EMG - In the 1980s, guitarists found themselves looking for more and more gain as hard-rock and heavy metal picked up traction. EMG answered the call, pioneering active pickup systems that had a far higher output than anything else on the market. Our range includes their staple sets, such as the classic 81 & 85 Active combo, as well as a range of signature pickups from Steve Lukather, Kerry King and many more! Take a look at our full selection here!
How Do I Install New Pickups?
For some, even simple guitar maintenance can be daunting! This is your precious instrument - the last thing you want to do is fiddle with it and cause problems! Installing pickups is, on paper at least, relatively straightforward. It usually involves careful removal of strings and pickguard (if you have one), un-mounting and disconnecting your current pickups, a little bit of soldering - and then going back the way you came!
Servicing at Andertons Music Co.
All of this having been said, I still find the prospect slightly daunting myself at times. Luckily, we offer full servicing and repair options at Andertons Music Co!
We aim to have all services turned around within 3-5 days, with a maximum 10-day turnaround at peak times. Single pickup installation starts at £50/hr + parts; our dedicated repair and QC team is incredibly experienced and flexible in what they offer. Check out our Workshop & Repairs page for more information!
- Pole Piece - A metal slug or screw which corresponds to each individual guitar string, focusing the pickup’s magnetic field at the optimal position to do its job.
- Coil - The basic structural foundation of a pickup: wire wrapped around pole pieces, either as a self-contained unit (in a single coil) or as part of a slightly more complex assembly which shares a single magnet (humbucker).
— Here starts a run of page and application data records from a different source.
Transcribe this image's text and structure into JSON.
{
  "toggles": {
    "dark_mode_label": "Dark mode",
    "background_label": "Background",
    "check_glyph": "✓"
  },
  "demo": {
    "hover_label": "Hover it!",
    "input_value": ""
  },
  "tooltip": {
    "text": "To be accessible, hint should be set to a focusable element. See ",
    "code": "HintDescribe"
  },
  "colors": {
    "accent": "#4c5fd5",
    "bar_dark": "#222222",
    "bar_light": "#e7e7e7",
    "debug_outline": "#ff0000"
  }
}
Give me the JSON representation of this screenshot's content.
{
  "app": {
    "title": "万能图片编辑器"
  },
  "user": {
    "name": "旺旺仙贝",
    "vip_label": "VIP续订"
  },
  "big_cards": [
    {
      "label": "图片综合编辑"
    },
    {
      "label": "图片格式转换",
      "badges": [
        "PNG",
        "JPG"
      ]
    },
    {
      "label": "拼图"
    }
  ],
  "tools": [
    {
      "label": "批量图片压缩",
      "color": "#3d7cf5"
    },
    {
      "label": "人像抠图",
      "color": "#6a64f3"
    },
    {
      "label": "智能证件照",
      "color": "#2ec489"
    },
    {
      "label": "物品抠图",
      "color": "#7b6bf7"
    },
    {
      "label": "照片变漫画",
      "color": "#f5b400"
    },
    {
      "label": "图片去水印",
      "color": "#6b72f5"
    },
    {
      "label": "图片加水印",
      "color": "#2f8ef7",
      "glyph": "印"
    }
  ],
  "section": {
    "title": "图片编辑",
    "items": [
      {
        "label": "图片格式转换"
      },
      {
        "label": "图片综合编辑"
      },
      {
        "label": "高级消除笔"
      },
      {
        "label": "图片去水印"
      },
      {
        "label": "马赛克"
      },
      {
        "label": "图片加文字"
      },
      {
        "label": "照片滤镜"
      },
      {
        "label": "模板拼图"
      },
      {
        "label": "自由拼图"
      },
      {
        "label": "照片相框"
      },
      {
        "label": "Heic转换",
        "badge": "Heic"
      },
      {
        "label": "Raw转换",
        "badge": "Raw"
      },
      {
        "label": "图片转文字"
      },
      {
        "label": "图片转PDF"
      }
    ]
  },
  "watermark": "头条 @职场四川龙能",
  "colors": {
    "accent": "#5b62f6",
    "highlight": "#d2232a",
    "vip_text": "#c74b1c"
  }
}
- Single coil - a pickup style which provides excellent clarity and translation of the sound of the string, but which is susceptible to certain kinds of background hum.
- Humbucker - a pickup designed to eliminate the hum of single coils by cancelling it out with an opposite coil. It has more power and a thicker, warmer sound than a single coil.
- Trembucker - Seymour Duncan’s term for a pickup whose pole pieces are spaced slightly wider apart for a guitar with a Fender or Floyd Rose-style bridge.
- F-Spaced - DiMarzio’s term for a pickup whose pole pieces are spaced slightly wider apart for a guitar with a Fender or Floyd Rose-style bridge.
- Coil Split - A type of wiring option which ‘turns off’ one coil of a humbucker to approximate the sound of a single coil. Usually requires a pickup with four conductor wiring.
- Coil Tap - A type of wiring available with certain kinds of single coil where a ‘tap’ is run off the wire at a certain point, giving you two selectable power levels.
- Series - When two coils are wired so that the current from one goes through the other. This is how humbuckers are usually wired as standard, or you can wire two single coils in series for a bigger tone.
- Parallel - A kind of wiring where the current divides and flows through both coils. Offers more ‘jangle’ and detail to the sound. This is how Stratocaster and Telecaster pickups are typically wired, and you can wire a humbucker in parallel mode too for a thinner, more detailed sound.
- Out-Of-Phase/Phase-switching - When two pickups are built or wired so that they cancel out many of each others’ frequencies, resulting in a hollow, distant, fluid kind of sound.
- Four-Conductor Hookup Wire - Lead wire (i.e.: from the pickup to the guitar’s electronics) which gives you direct access to each of a humbuckerl’s coils, so you can perform wiring options like coil split, series/parallel and phase switching.
- PAF - An early version of the humbucking pickup introduced in the 1950s.